Improved services are on the way for Wellington commuters
The signing of a contract has confirmed the overhead line system along the Hutt Valley Line will be replaced and improved, ensuring better services and reduced disruptions…
A $49 million contract has been signed to replace the overhead line system that supplies power to Metlink’s commuter trains on the Hutt Valley Line in New Zealand.
Passing an important milestone, this work will ensure Wellington commuters soon receive improved services and reduced disruptions.
Greater Wellington Sustainable Transport Committee Chairperson, Barbara Donaldson, said: “This is a major step forward in improving our rail network infrastructure and ensuring a more reliable and sustainable service to people from the Hutt Valley who make five million journeys each year on the Hutt Line.
“Significant investment is needed on the infrastructure due to the aging nature of the network and we are hoping for further investment to upgrade the rest of the infrastructure to unlock capacity and provide a modern, reliable service for all commuters in the Greater Wellington region.”
KiwiRail and Greater Wellington Regional Council are working together on the project, which will involve replacing the existing timber poles with steel masts and renewing all overhead wires. As part of the project, the system that supplies power to the signals on the line will be replaced and placed underground.
“Replacing these systems is a big win for Wellington rail commuters,” said KiwiRail Chief Executive, Peter Reidy. “It is vital for the resilience of the network.

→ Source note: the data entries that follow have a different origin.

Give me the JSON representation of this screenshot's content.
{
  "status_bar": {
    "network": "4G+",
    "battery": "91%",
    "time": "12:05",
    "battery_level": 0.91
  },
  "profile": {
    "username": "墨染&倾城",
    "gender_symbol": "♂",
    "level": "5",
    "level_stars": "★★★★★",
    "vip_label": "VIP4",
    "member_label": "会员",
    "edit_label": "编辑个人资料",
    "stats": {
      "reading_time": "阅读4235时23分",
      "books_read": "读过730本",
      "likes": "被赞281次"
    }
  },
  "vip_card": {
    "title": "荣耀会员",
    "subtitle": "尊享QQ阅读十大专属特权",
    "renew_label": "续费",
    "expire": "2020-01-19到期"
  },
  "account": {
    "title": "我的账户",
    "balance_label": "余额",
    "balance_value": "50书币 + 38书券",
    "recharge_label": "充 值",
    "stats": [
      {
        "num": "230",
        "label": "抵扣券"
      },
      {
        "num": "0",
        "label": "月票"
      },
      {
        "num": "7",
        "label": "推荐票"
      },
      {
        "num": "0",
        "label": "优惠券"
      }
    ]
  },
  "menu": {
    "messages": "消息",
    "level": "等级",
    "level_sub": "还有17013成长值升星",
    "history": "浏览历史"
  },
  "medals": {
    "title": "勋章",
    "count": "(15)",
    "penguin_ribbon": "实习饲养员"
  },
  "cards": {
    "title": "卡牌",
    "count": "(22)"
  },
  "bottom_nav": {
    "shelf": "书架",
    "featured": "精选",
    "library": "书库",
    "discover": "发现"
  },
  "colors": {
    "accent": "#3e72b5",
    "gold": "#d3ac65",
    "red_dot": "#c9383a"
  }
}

Our infrastructure teams work incredibly hard to keep things running smoothly but the current systems are reaching the end of their life.
“Without this replacement programme, commuters would have faced increasing disruptions to the service as the wooden poles reach the end of their lives. The contract is part of a $98.4 million, four-year project that begun in 2017 to replace the overhead power system between Wellington Station, Melling and Upper Hutt, as well as Ngaio and Johnsonville. The funding came from Central Government.
“The project, which will see 1,274 existing poles and 38km of overhead wires replaced, is expected to be completed in 2021.”